What is required
If a line of the data below holds the word "true", list it.

Supplied data
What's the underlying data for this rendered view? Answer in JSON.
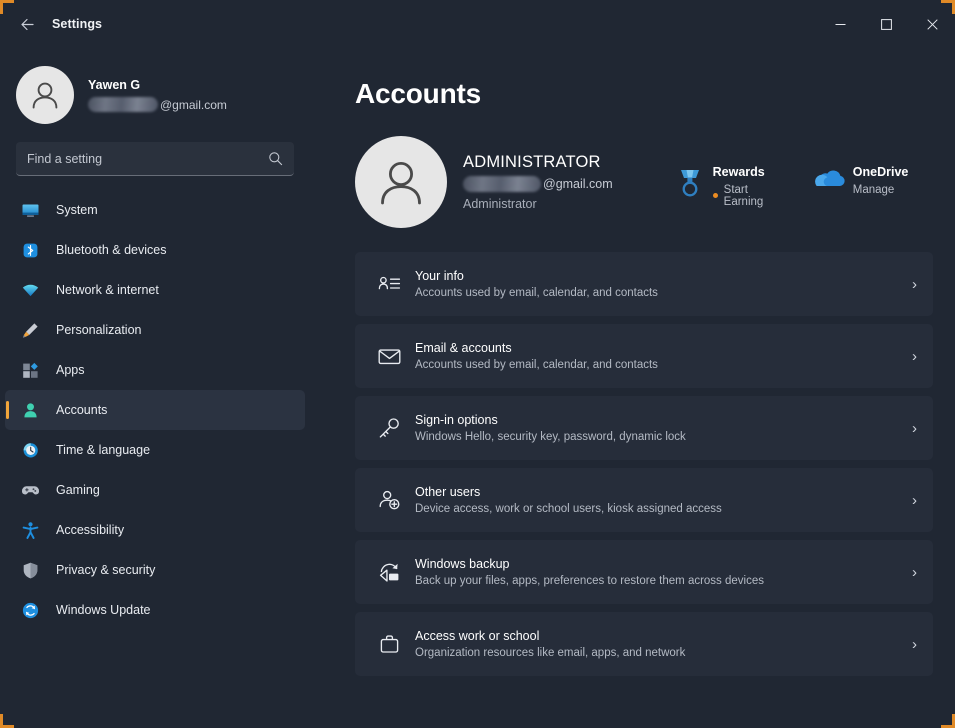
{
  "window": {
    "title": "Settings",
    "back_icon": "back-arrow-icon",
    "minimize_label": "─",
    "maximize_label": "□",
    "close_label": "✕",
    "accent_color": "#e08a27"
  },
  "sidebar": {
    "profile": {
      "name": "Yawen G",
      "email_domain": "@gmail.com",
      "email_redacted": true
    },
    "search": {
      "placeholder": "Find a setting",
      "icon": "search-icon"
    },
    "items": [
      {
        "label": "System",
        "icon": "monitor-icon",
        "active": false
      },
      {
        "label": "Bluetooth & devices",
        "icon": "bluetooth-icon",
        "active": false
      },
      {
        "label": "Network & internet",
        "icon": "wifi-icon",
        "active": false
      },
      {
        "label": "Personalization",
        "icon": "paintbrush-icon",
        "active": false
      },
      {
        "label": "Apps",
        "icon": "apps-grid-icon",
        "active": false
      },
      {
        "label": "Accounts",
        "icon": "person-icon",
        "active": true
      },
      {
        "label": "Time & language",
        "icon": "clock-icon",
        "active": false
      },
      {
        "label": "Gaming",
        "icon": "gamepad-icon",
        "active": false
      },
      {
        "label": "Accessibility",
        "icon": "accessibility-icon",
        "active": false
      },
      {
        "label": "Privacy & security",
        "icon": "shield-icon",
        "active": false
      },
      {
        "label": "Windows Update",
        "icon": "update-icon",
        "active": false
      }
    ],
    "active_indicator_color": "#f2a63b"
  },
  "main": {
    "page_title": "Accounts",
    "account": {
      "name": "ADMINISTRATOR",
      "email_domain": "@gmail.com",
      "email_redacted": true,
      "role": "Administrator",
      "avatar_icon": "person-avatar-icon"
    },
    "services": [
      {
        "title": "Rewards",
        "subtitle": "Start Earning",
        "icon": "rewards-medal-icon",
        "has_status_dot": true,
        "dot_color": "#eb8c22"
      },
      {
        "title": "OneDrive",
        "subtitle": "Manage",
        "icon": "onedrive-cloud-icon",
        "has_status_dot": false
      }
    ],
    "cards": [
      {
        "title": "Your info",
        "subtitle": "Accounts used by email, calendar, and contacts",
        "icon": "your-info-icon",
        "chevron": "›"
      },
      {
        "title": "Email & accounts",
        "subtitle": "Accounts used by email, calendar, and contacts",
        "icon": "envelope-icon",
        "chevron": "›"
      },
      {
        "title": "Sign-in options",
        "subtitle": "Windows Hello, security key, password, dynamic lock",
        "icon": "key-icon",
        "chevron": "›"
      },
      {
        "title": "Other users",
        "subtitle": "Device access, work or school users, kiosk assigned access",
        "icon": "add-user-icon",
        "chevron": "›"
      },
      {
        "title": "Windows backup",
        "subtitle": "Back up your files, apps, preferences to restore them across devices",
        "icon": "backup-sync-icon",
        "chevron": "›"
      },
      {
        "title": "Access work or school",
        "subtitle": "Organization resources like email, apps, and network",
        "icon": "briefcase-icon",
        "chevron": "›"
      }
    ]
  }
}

Result of this exercise
      "email_redacted": true
        "active": true
      "email_redacted": true,
        "has_status_dot": true,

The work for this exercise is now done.